Love is in the air
Love is in the air in the days leading up to Valentine's Day, or at least in the form of filling out 31 questions in a survey and praying that you get matched with that cute guy you always lock eyes with at Greenhouse Cafe–that’s right, Datamatch is back!

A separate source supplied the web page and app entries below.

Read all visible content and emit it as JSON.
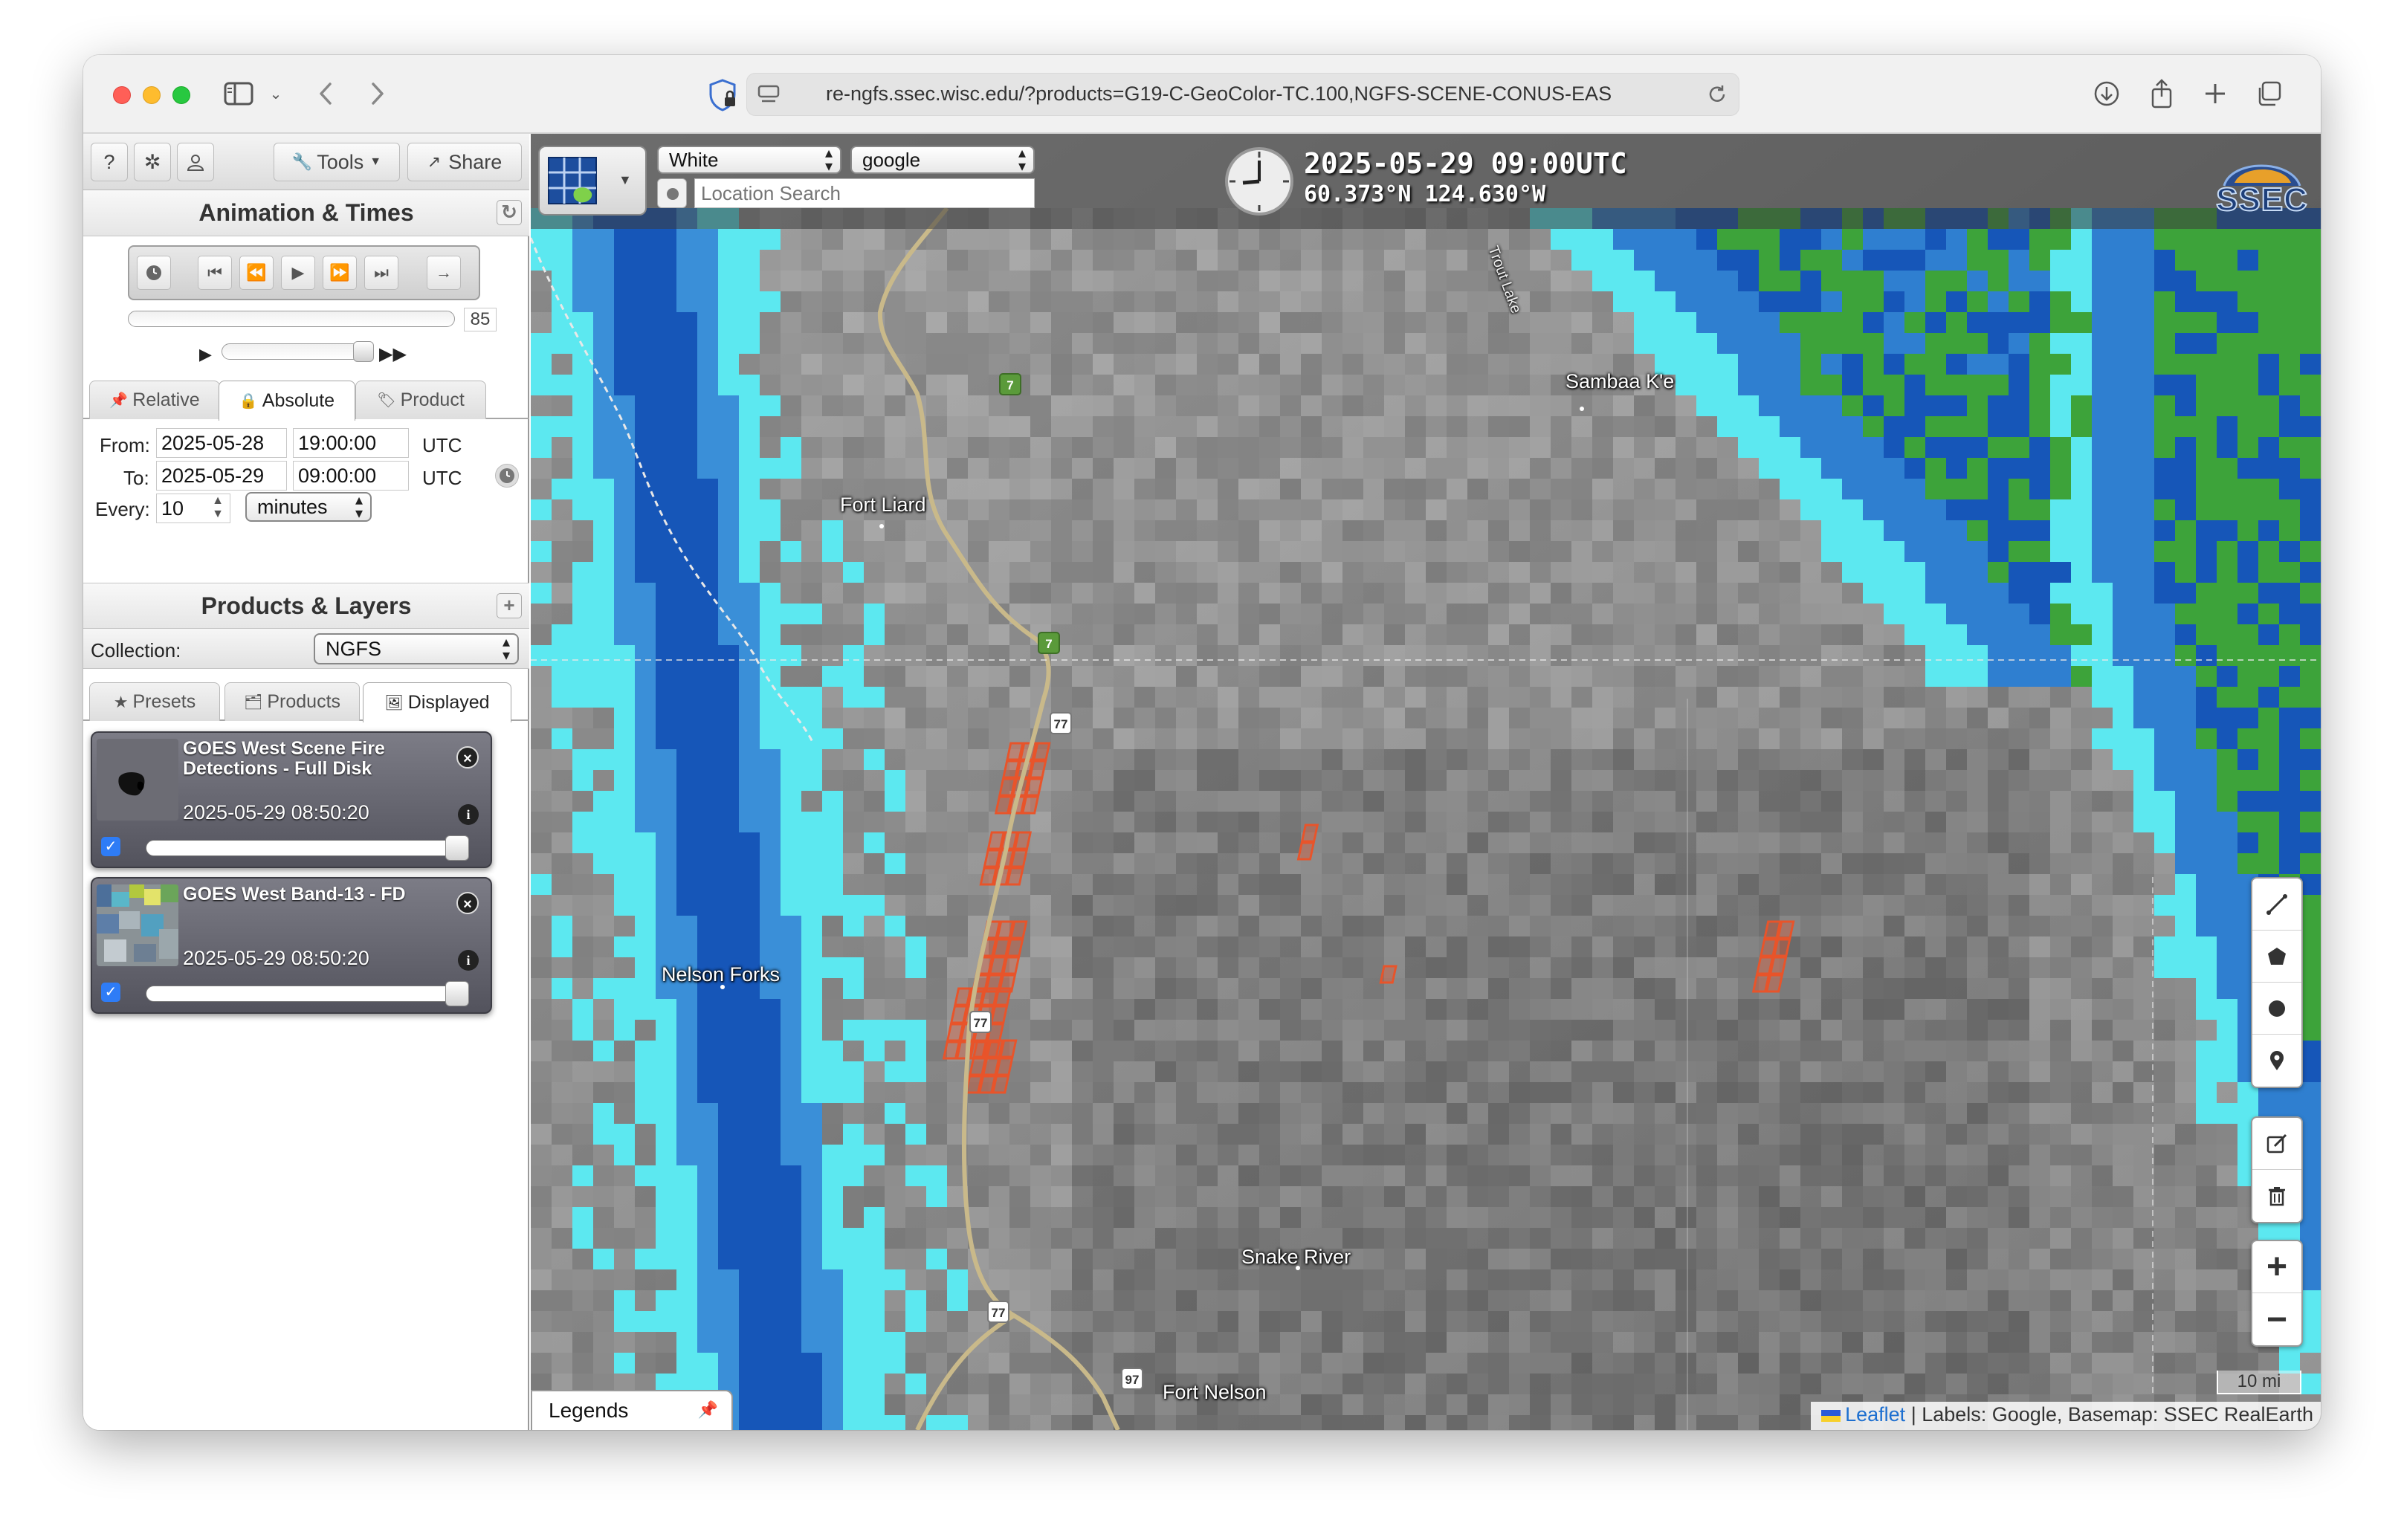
{
  "browser": {
    "url": "re-ngfs.ssec.wisc.edu/?products=G19-C-GeoColor-TC.100,NGFS-SCENE-CONUS-EAS"
  },
  "toolbar": {
    "help_label": "?",
    "tools_label": "Tools",
    "share_label": "Share"
  },
  "animation": {
    "title": "Animation & Times",
    "speed_value": "85"
  },
  "time_tabs": {
    "relative": "Relative",
    "absolute": "Absolute",
    "product": "Product"
  },
  "times": {
    "from_label": "From:",
    "from_date": "2025-05-28",
    "from_time": "19:00:00",
    "from_tz": "UTC",
    "to_label": "To:",
    "to_date": "2025-05-29",
    "to_time": "09:00:00",
    "to_tz": "UTC",
    "every_label": "Every:",
    "every_value": "10",
    "every_unit": "minutes"
  },
  "products": {
    "title": "Products & Layers",
    "collection_label": "Collection:",
    "collection_value": "NGFS",
    "tabs": {
      "presets": "Presets",
      "products": "Products",
      "displayed": "Displayed"
    }
  },
  "layers": [
    {
      "title": "GOES West Scene Fire Detections - Full Disk",
      "time": "2025-05-29 08:50:20",
      "opacity": 1.0
    },
    {
      "title": "GOES West Band-13 - FD",
      "time": "2025-05-29 08:50:20",
      "opacity": 1.0
    }
  ],
  "map": {
    "theme_select": "White",
    "labels_select": "google",
    "search_placeholder": "Location Search",
    "time_display": "2025-05-29 09:00UTC",
    "coords_display": "60.373°N 124.630°W",
    "logo_text": "SSEC",
    "places": {
      "sambaa_ke": "Sambaa K'e",
      "fort_liard": "Fort Liard",
      "nelson_forks": "Nelson Forks",
      "snake_river": "Snake River",
      "fort_nelson": "Fort Nelson",
      "trout_lake": "Trout Lake"
    },
    "routes": {
      "r7a": "7",
      "r7b": "7",
      "r77a": "77",
      "r77b": "77",
      "r77c": "77",
      "r97": "97"
    },
    "legends_label": "Legends",
    "attribution_link": "Leaflet",
    "attribution_text": " | Labels: Google, Basemap: SSEC RealEarth",
    "scale_label": "10 mi",
    "zoom_in": "+",
    "zoom_out": "−"
  },
  "colors": {
    "fire": "#e8542a",
    "cloud_cyan": "#5ce8f0",
    "cloud_blue": "#1656b8",
    "cloud_green": "#3da33a"
  }
}
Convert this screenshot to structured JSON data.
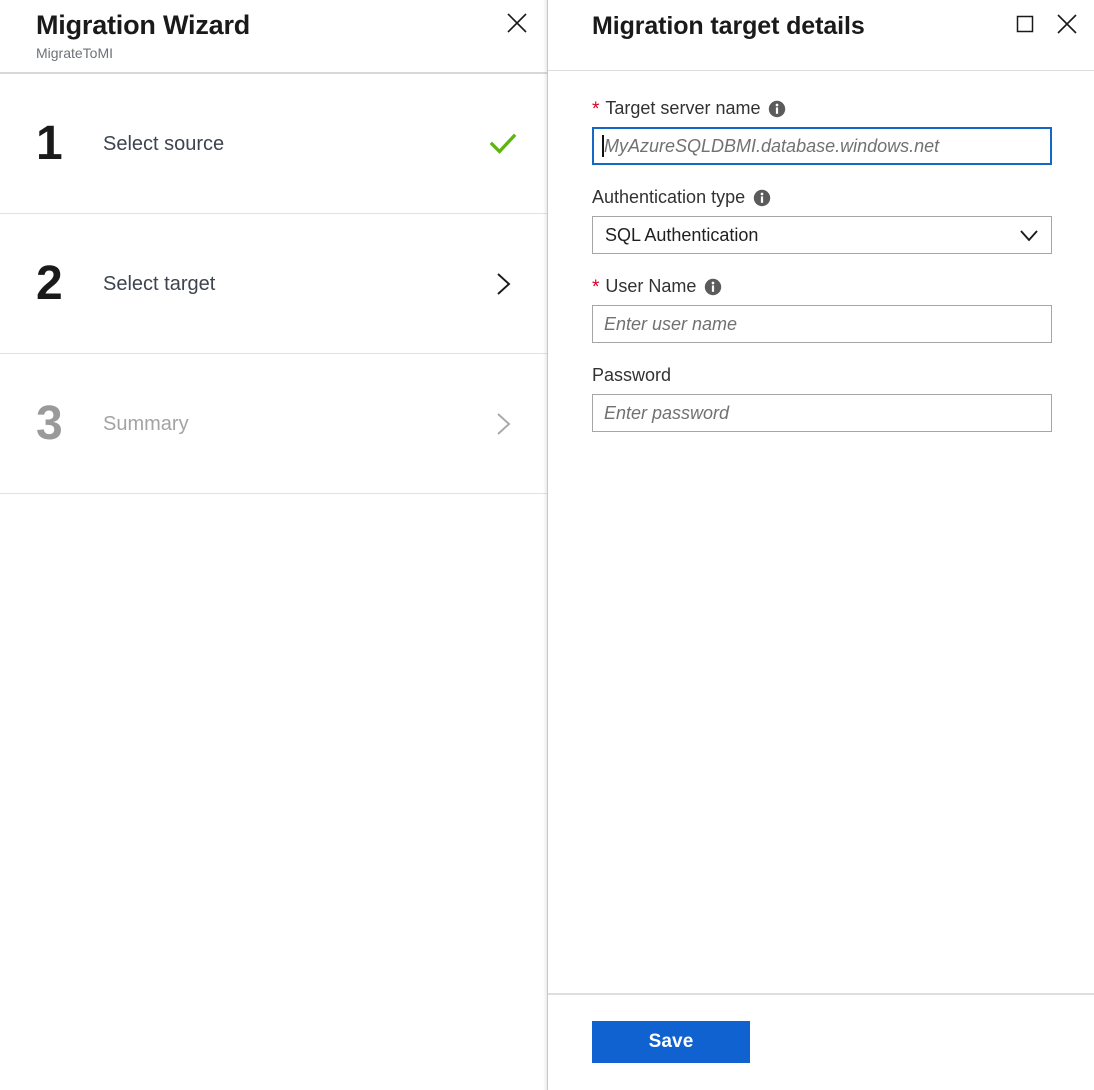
{
  "wizard": {
    "title": "Migration Wizard",
    "subtitle": "MigrateToMI",
    "close_icon": "close-icon",
    "steps": [
      {
        "number": "1",
        "label": "Select source",
        "state": "complete",
        "status_icon": "check-icon"
      },
      {
        "number": "2",
        "label": "Select target",
        "state": "active",
        "status_icon": "chevron-right-icon"
      },
      {
        "number": "3",
        "label": "Summary",
        "state": "disabled",
        "status_icon": "chevron-right-icon"
      }
    ]
  },
  "details": {
    "title": "Migration target details",
    "maximize_icon": "maximize-icon",
    "close_icon": "close-icon",
    "fields": {
      "target_server": {
        "label": "Target server name",
        "required": true,
        "required_marker": "*",
        "info_icon": "info-icon",
        "value": "",
        "placeholder": "MyAzureSQLDBMI.database.windows.net",
        "focused": true
      },
      "auth_type": {
        "label": "Authentication type",
        "required": false,
        "info_icon": "info-icon",
        "selected": "SQL Authentication",
        "options": [
          "SQL Authentication"
        ],
        "chevron_icon": "chevron-down-icon"
      },
      "user_name": {
        "label": "User Name",
        "required": true,
        "required_marker": "*",
        "info_icon": "info-icon",
        "value": "",
        "placeholder": "Enter user name",
        "focused": false
      },
      "password": {
        "label": "Password",
        "required": false,
        "value": "",
        "placeholder": "Enter password",
        "focused": false
      }
    },
    "save_label": "Save"
  },
  "colors": {
    "accent_blue": "#0f62d0",
    "focus_blue": "#1268c3",
    "required_red": "#d70022",
    "success_green": "#5fb50f",
    "border_gray": "#a6a6a6",
    "divider_gray": "#dedede",
    "disabled_gray": "#a3a3a3"
  }
}
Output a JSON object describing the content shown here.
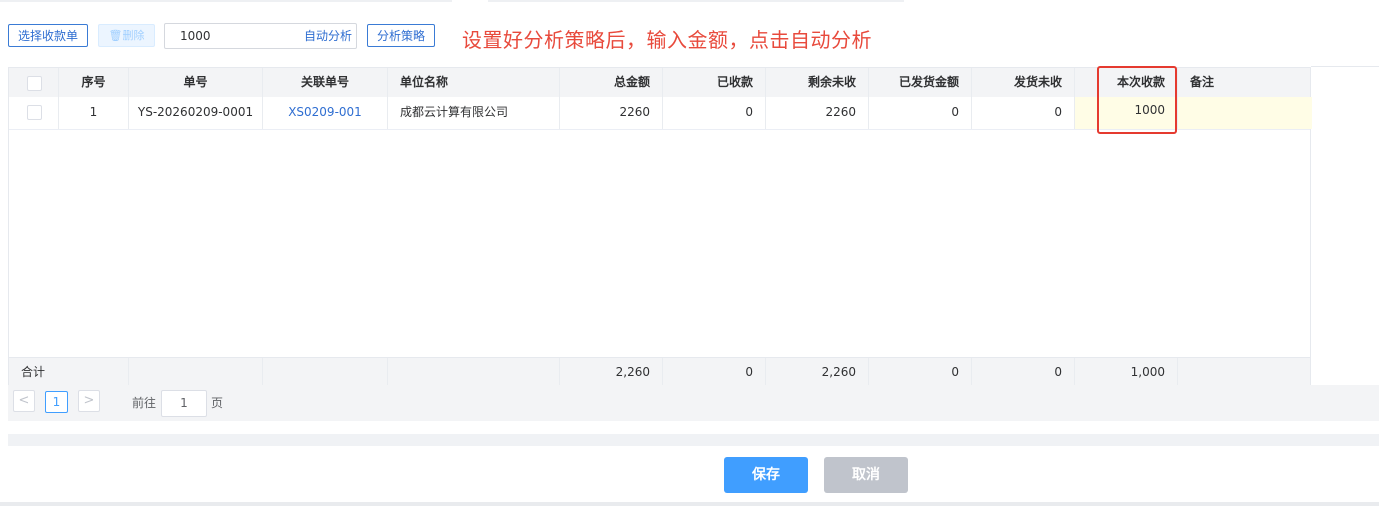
{
  "toolbar": {
    "select_receipt_label": "选择收款单",
    "delete_label": "🗑删除",
    "amount_value": "1000",
    "auto_analyze_label": "自动分析",
    "strategy_label": "分析策略",
    "hint_text": "设置好分析策略后，输入金额，点击自动分析"
  },
  "table": {
    "headers": {
      "seq": "序号",
      "order_no": "单号",
      "related_no": "关联单号",
      "company": "单位名称",
      "total": "总金额",
      "received": "已收款",
      "remaining": "剩余未收",
      "shipped_amount": "已发货金额",
      "shipped_unreceived": "发货未收",
      "this_receipt": "本次收款",
      "remark": "备注"
    },
    "rows": [
      {
        "seq": "1",
        "order_no": "YS-20260209-0001",
        "related_no": "XS0209-001",
        "company": "成都云计算有限公司",
        "total": "2260",
        "received": "0",
        "remaining": "2260",
        "shipped_amount": "0",
        "shipped_unreceived": "0",
        "this_receipt": "1000",
        "remark": ""
      }
    ],
    "summary": {
      "label": "合计",
      "total": "2,260",
      "received": "0",
      "remaining": "2,260",
      "shipped_amount": "0",
      "shipped_unreceived": "0",
      "this_receipt": "1,000"
    }
  },
  "pagination": {
    "prev": "<",
    "current_page": "1",
    "next": ">",
    "goto_label": "前往",
    "goto_value": "1",
    "page_suffix": "页"
  },
  "footer": {
    "save_label": "保存",
    "cancel_label": "取消"
  },
  "colors": {
    "primary": "#409eff",
    "link": "#2f6ed1",
    "hint_red": "#e84a3c",
    "highlight_border": "#e53a2f",
    "editable_bg": "#fffde6"
  }
}
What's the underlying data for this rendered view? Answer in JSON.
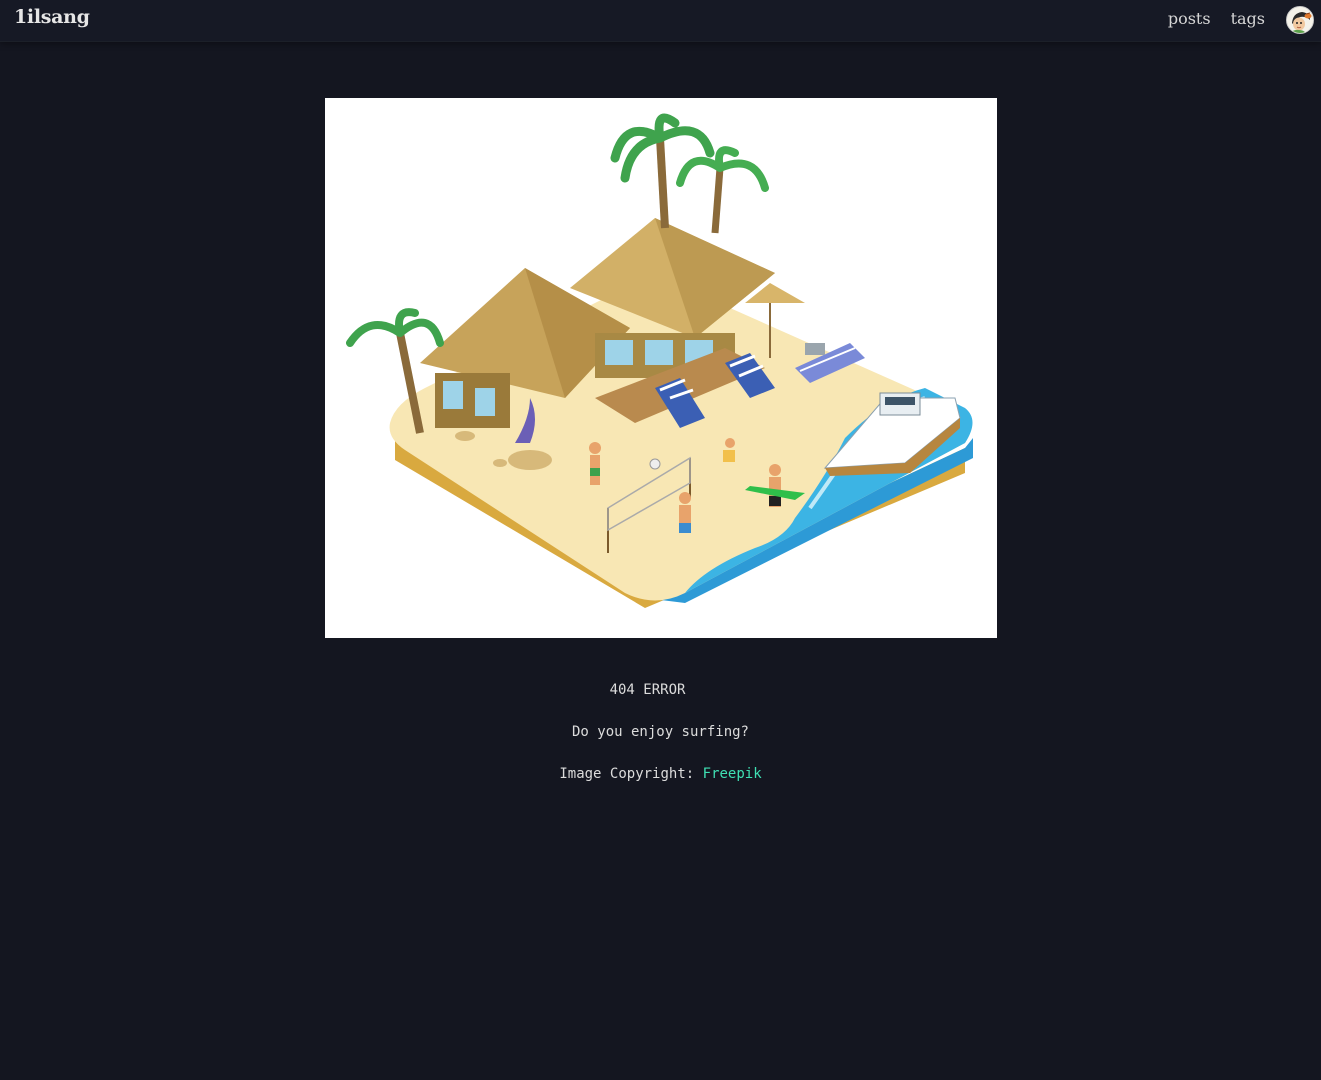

For the newbie freshmen as well as the upperclassmen who have been living under a rock, Datamatch is a matchmaking service the Harvard Computer Society provides every year in time for Valentine’s Day. All you have to do is fill out an online survey that supposedly probes into your soul, and you’ll be emailed a list of compatible matches (and their contact info, score) on Valentine’s Day. It is an indisputable fact that Flyby loves Datamatch, and word on the street is that Datamatch is back and better than ever this year, so of course we had to find out for ourselves what exactly was going on. We sat down with Raynor J. Kuang ‘17, the “Fearless Leader” of Datamatch’s development team, to get the scoop on this (read: feel every so slightly more hopeful that we will not be binge-watching low-quality rom coms alone in our room with a sippy cup of Franzia come Sunday night).
Flyby: What are some new changes to Datamatch this year?
RJK: One of our big initiatives was to partner up with Satire V, because in the past, I ended up writing most of the survey questions myself and we thought it would make more sense to reach out to a humor publication. Satire V agreed to write a bunch of questions in exchange for pubbing them and their new book. We also have new partnerships this year– [in addition to] our partnership with Zinnekens, we’re also partnering with Clover, El Jefe’s, and Pinkberry. We’ll have a system where you can pick what restaurant you want to go to [once you and your match both agree to go on a date]. We’re also paying for people to go on two dates this year, one with their topmost match and the other with their bottom match.
Flyby: So how does the algorithm actually work?
RJK: Obviously I can’t tell you everything, but in years past, it became a joke that it was just random. We realized that this joke was actually harming Datamatch and people didn’t take it seriously. This year, we really worked to make it so that the algorithm compares and contrasts people. We reached out to Professor Steven Pinker to learn about the psychology of affection and the way people communicate and match up with each other. I hope people trust that it’s really something that takes into account how you fill out the survey.
Flyby: Have you heard of personal success stories from Datamatch?
RJK: Yes! One of my blockmates got his current girlfriend as a match last year. Seeing their relationship develop, Datamatch probably wasn’t the obvious cause, but maybe Datamatch knew something about each other that they didn’t. Our hashtag is #trustthesystem.
Flyby: Does the Datamatch team also participate in Datamatch?
RJK: Of course. Look out for me, I will click the waffle button for everyone that gets matched with me.
Flyby: Have you read our Flyby Datamatch series?
RJK: Yes, I love it. It really shows how easy it is to meet up with people through Datamatch. I only hope that everyone on Flyby gets waffle button-ed back.
Flyby: So can you rig the system for us to get the best dates, obviously only for high-quality journalism purposes?
RJK: My on-the-record response is, I’m sure the people of Flyby are so great that you’ll get great matches. (Thanks for the compliment, Raynor, but does that mean you’re rigging the system or not for us?)
Flyby: Any tips for those filling out the Datamatch survey?
RJK: [When choosing answers], pick the one that first catches your eye–it’s the one you should pick, don’t really debate over whether it’s the “right” one or not. Also, fill out our new profile feature. Put a picture. Add a description. It’s nothing too probing and it creates a sense of humor. Don’t use the private setting so that friends can find you in the search bar. The hope in the search function is that you can find your compatibility with people you want to be matched with even if you don’t end up getting them.
Flyby: Any last words you want to tell people about Datamatch?
RJK: Around 2,300 people have signed up so far already, so be a part of the number and give into FOMO. The more people that do it, the more fun it is.
Finally, Kuang encourages love-seeking folks to reach out to email@example.com with any questions. May the Datamatch odds be ever in your favor, Harvard.